SUPPLIED INFORMATION:
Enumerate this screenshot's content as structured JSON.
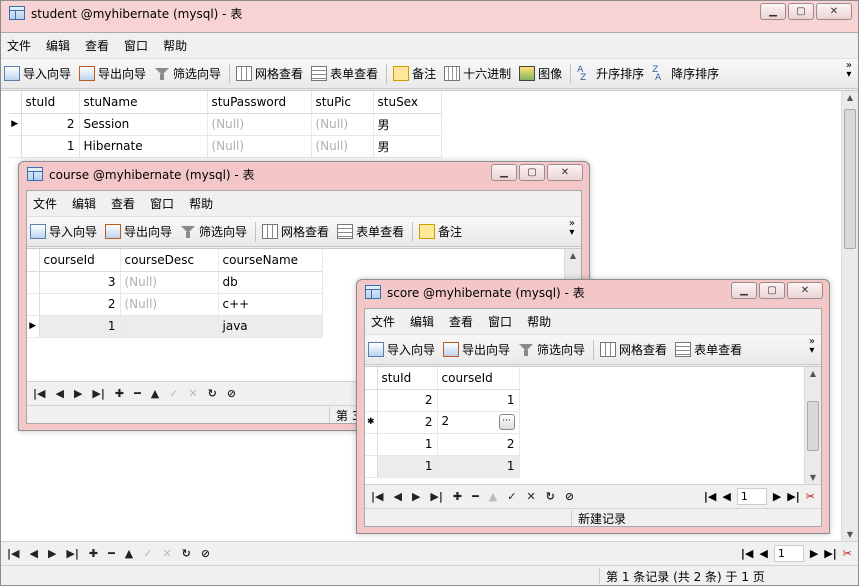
{
  "main": {
    "title": "student @myhibernate (mysql) - 表",
    "menu": [
      "文件",
      "编辑",
      "查看",
      "窗口",
      "帮助"
    ],
    "toolbar": [
      "导入向导",
      "导出向导",
      "筛选向导",
      "网格查看",
      "表单查看",
      "备注",
      "十六进制",
      "图像",
      "升序排序",
      "降序排序"
    ],
    "columns": [
      "stuId",
      "stuName",
      "stuPassword",
      "stuPic",
      "stuSex"
    ],
    "rows": [
      [
        "2",
        "Session",
        "(Null)",
        "(Null)",
        "男"
      ],
      [
        "1",
        "Hibernate",
        "(Null)",
        "(Null)",
        "男"
      ]
    ],
    "page": "1",
    "status": "第 1 条记录 (共 2 条) 于 1 页"
  },
  "course": {
    "title": "course @myhibernate (mysql) - 表",
    "menu": [
      "文件",
      "编辑",
      "查看",
      "窗口",
      "帮助"
    ],
    "toolbar": [
      "导入向导",
      "导出向导",
      "筛选向导",
      "网格查看",
      "表单查看",
      "备注"
    ],
    "columns": [
      "courseId",
      "courseDesc",
      "courseName"
    ],
    "rows": [
      [
        "3",
        "(Null)",
        "db"
      ],
      [
        "2",
        "(Null)",
        "c++"
      ],
      [
        "1",
        "",
        "java"
      ]
    ],
    "status_fragment": "第 3"
  },
  "score": {
    "title": "score @myhibernate (mysql) - 表",
    "menu": [
      "文件",
      "编辑",
      "查看",
      "窗口",
      "帮助"
    ],
    "toolbar": [
      "导入向导",
      "导出向导",
      "筛选向导",
      "网格查看",
      "表单查看"
    ],
    "columns": [
      "stuId",
      "courseId"
    ],
    "rows": [
      [
        "2",
        "1"
      ],
      [
        "2",
        "2"
      ],
      [
        "1",
        "2"
      ],
      [
        "1",
        "1"
      ]
    ],
    "page": "1",
    "status": "新建记录"
  },
  "icons": {
    "nav": [
      "first",
      "prev",
      "next",
      "last",
      "add",
      "delete",
      "up",
      "check",
      "cancel",
      "refresh",
      "stop"
    ]
  }
}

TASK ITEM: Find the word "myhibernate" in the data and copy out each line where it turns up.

RESPONSE BOX:
    "title": "student @myhibernate (mysql) - 表",
    "title": "course @myhibernate (mysql) - 表",
    "title": "score @myhibernate (mysql) - 表",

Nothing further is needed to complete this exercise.